• _Task details_: Scan the entries below for the word "title". Copy out every line in which it occurs.

Input data Start Marker

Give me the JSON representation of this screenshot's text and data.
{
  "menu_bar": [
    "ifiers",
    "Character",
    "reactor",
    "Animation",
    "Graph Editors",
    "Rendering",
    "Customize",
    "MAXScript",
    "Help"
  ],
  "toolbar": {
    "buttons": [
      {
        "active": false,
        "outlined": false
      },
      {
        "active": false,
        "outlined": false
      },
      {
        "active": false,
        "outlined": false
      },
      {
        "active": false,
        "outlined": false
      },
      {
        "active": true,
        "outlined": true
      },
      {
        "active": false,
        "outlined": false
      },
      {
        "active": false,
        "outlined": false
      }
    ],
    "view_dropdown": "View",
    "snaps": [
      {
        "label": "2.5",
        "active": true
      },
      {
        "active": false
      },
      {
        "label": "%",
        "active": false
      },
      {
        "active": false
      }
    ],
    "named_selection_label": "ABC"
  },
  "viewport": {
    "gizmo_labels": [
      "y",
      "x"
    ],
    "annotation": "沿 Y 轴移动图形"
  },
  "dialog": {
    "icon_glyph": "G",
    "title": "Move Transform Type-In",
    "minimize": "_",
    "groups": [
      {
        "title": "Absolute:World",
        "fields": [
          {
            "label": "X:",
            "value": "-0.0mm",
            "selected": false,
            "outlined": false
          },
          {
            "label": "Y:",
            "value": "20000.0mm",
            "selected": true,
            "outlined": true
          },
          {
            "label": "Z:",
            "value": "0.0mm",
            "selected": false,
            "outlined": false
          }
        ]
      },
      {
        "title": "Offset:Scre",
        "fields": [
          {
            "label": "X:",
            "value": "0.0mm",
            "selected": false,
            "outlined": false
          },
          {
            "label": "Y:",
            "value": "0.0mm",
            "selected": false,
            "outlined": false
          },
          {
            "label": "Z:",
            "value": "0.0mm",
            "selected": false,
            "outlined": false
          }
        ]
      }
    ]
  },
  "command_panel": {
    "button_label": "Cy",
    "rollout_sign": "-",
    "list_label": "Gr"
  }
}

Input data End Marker

• _Written solution_:
    "title": "Move Transform Type-In",
        "title": "Absolute:World",
        "title": "Offset:Scre",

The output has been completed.